## [Problem requirements]
Copy out all of the records. Keep every word exact.
"""
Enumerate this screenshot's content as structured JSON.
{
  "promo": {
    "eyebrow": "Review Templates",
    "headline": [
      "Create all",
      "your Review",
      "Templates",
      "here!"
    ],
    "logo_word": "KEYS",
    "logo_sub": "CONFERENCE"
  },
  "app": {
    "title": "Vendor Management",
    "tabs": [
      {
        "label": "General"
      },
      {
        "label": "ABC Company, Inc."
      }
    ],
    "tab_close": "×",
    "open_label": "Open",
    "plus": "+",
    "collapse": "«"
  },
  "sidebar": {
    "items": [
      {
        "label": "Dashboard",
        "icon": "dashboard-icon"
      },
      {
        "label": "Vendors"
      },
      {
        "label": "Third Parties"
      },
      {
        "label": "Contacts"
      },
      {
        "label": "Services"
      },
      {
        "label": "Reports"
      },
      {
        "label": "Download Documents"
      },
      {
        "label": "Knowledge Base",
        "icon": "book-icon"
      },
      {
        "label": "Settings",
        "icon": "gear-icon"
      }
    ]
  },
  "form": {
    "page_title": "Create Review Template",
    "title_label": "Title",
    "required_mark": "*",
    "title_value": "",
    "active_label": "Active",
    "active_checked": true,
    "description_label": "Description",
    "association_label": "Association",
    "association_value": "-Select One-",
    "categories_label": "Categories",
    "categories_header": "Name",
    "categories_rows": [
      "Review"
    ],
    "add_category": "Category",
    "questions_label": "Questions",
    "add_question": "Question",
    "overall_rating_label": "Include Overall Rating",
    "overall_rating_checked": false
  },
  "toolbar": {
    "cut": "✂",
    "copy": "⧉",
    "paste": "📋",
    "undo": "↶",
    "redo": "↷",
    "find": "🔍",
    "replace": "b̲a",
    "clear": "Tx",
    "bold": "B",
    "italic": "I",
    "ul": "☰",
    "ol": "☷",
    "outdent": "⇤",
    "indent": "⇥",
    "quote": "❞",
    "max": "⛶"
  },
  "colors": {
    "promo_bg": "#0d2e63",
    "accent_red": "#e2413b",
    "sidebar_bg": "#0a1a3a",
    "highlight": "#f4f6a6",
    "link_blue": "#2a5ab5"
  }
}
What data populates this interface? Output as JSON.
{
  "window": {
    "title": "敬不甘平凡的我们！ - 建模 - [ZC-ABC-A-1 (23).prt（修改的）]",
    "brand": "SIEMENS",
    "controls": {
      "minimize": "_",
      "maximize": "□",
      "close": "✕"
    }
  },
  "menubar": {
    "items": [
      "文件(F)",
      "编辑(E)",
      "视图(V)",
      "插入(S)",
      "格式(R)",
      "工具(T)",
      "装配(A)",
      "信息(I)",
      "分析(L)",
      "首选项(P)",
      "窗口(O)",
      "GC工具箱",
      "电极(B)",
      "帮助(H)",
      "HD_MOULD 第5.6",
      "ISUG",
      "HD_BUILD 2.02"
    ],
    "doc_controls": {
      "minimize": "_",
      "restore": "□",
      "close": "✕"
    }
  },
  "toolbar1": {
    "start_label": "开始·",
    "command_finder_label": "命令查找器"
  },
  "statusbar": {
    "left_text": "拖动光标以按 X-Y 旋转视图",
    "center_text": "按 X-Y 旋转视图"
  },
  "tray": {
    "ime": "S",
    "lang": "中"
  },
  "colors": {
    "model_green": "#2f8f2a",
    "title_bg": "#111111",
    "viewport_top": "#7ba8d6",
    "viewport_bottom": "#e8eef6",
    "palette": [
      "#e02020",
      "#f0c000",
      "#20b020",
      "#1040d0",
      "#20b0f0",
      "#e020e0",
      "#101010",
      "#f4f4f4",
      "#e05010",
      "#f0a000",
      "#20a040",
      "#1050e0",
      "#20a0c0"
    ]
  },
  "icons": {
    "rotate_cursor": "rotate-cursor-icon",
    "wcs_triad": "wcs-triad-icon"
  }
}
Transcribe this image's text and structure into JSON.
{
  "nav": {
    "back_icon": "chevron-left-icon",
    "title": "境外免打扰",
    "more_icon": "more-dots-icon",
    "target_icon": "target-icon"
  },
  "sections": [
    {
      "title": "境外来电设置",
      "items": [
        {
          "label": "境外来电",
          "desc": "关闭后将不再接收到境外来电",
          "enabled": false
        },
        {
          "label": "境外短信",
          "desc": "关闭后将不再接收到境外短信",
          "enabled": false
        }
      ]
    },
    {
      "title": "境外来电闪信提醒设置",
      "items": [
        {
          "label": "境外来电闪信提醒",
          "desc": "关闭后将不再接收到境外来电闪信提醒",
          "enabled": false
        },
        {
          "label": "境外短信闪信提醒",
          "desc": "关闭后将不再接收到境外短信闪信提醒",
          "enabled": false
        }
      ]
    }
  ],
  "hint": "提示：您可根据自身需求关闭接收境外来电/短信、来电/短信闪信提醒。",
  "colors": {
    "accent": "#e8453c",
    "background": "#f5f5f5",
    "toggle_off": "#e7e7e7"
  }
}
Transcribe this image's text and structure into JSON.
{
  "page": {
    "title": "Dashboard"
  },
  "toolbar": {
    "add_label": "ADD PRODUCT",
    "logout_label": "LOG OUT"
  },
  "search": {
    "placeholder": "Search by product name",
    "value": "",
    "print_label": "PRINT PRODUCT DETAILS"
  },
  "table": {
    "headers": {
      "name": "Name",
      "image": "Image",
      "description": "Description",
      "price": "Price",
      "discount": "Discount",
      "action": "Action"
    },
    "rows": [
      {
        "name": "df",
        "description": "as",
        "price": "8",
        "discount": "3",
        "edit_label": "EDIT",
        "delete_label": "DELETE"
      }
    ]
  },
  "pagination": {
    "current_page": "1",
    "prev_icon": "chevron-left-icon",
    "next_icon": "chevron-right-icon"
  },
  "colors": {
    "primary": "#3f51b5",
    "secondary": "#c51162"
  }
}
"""
## [Task response]
Enumerate this screenshot's content as structured JSON.
{
  "promo": {
    "eyebrow": "Review Templates",
    "headline": [
      "Create all",
      "your Review",
      "Templates",
      "here!"
    ],
    "logo_word": "KEYS",
    "logo_sub": "CONFERENCE"
  },
  "app": {
    "title": "Vendor Management",
    "tabs": [
      {
        "label": "General"
      },
      {
        "label": "ABC Company, Inc."
      }
    ],
    "tab_close": "×",
    "open_label": "Open",
    "plus": "+",
    "collapse": "«"
  },
  "sidebar": {
    "items": [
      {
        "label": "Dashboard",
        "icon": "dashboard-icon"
      },
      {
        "label": "Vendors"
      },
      {
        "label": "Third Parties"
      },
      {
        "label": "Contacts"
      },
      {
        "label": "Services"
      },
      {
        "label": "Reports"
      },
      {
        "label": "Download Documents"
      },
      {
        "label": "Knowledge Base",
        "icon": "book-icon"
      },
      {
        "label": "Settings",
        "icon": "gear-icon"
      }
    ]
  },
  "form": {
    "page_title": "Create Review Template",
    "title_label": "Title",
    "required_mark": "*",
    "title_value": "",
    "active_label": "Active",
    "active_checked": true,
    "description_label": "Description",
    "association_label": "Association",
    "association_value": "-Select One-",
    "categories_label": "Categories",
    "categories_header": "Name",
    "categories_rows": [
      "Review"
    ],
    "add_category": "Category",
    "questions_label": "Questions",
    "add_question": "Question",
    "overall_rating_label": "Include Overall Rating",
    "overall_rating_checked": false
  },
  "toolbar": {
    "cut": "✂",
    "copy": "⧉",
    "paste": "📋",
    "undo": "↶",
    "redo": "↷",
    "find": "🔍",
    "replace": "b̲a",
    "clear": "Tx",
    "bold": "B",
    "italic": "I",
    "ul": "☰",
    "ol": "☷",
    "outdent": "⇤",
    "indent": "⇥",
    "quote": "❞",
    "max": "⛶"
  },
  "colors": {
    "promo_bg": "#0d2e63",
    "accent_red": "#e2413b",
    "sidebar_bg": "#0a1a3a",
    "highlight": "#f4f6a6",
    "link_blue": "#2a5ab5"
  }
}
What data populates this interface? Output as JSON.
{
  "window": {
    "title": "敬不甘平凡的我们！ - 建模 - [ZC-ABC-A-1 (23).prt（修改的）]",
    "brand": "SIEMENS",
    "controls": {
      "minimize": "_",
      "maximize": "□",
      "close": "✕"
    }
  },
  "menubar": {
    "items": [
      "文件(F)",
      "编辑(E)",
      "视图(V)",
      "插入(S)",
      "格式(R)",
      "工具(T)",
      "装配(A)",
      "信息(I)",
      "分析(L)",
      "首选项(P)",
      "窗口(O)",
      "GC工具箱",
      "电极(B)",
      "帮助(H)",
      "HD_MOULD 第5.6",
      "ISUG",
      "HD_BUILD 2.02"
    ],
    "doc_controls": {
      "minimize": "_",
      "restore": "□",
      "close": "✕"
    }
  },
  "toolbar1": {
    "start_label": "开始·",
    "command_finder_label": "命令查找器"
  },
  "statusbar": {
    "left_text": "拖动光标以按 X-Y 旋转视图",
    "center_text": "按 X-Y 旋转视图"
  },
  "tray": {
    "ime": "S",
    "lang": "中"
  },
  "colors": {
    "model_green": "#2f8f2a",
    "title_bg": "#111111",
    "viewport_top": "#7ba8d6",
    "viewport_bottom": "#e8eef6",
    "palette": [
      "#e02020",
      "#f0c000",
      "#20b020",
      "#1040d0",
      "#20b0f0",
      "#e020e0",
      "#101010",
      "#f4f4f4",
      "#e05010",
      "#f0a000",
      "#20a040",
      "#1050e0",
      "#20a0c0"
    ]
  },
  "icons": {
    "rotate_cursor": "rotate-cursor-icon",
    "wcs_triad": "wcs-triad-icon"
  }
}
Transcribe this image's text and structure into JSON.
{
  "nav": {
    "back_icon": "chevron-left-icon",
    "title": "境外免打扰",
    "more_icon": "more-dots-icon",
    "target_icon": "target-icon"
  },
  "sections": [
    {
      "title": "境外来电设置",
      "items": [
        {
          "label": "境外来电",
          "desc": "关闭后将不再接收到境外来电",
          "enabled": false
        },
        {
          "label": "境外短信",
          "desc": "关闭后将不再接收到境外短信",
          "enabled": false
        }
      ]
    },
    {
      "title": "境外来电闪信提醒设置",
      "items": [
        {
          "label": "境外来电闪信提醒",
          "desc": "关闭后将不再接收到境外来电闪信提醒",
          "enabled": false
        },
        {
          "label": "境外短信闪信提醒",
          "desc": "关闭后将不再接收到境外短信闪信提醒",
          "enabled": false
        }
      ]
    }
  ],
  "hint": "提示：您可根据自身需求关闭接收境外来电/短信、来电/短信闪信提醒。",
  "colors": {
    "accent": "#e8453c",
    "background": "#f5f5f5",
    "toggle_off": "#e7e7e7"
  }
}
Transcribe this image's text and structure into JSON.
{
  "page": {
    "title": "Dashboard"
  },
  "toolbar": {
    "add_label": "ADD PRODUCT",
    "logout_label": "LOG OUT"
  },
  "search": {
    "placeholder": "Search by product name",
    "value": "",
    "print_label": "PRINT PRODUCT DETAILS"
  },
  "table": {
    "headers": {
      "name": "Name",
      "image": "Image",
      "description": "Description",
      "price": "Price",
      "discount": "Discount",
      "action": "Action"
    },
    "rows": [
      {
        "name": "df",
        "description": "as",
        "price": "8",
        "discount": "3",
        "edit_label": "EDIT",
        "delete_label": "DELETE"
      }
    ]
  },
  "pagination": {
    "current_page": "1",
    "prev_icon": "chevron-left-icon",
    "next_icon": "chevron-right-icon"
  },
  "colors": {
    "primary": "#3f51b5",
    "secondary": "#c51162"
  }
}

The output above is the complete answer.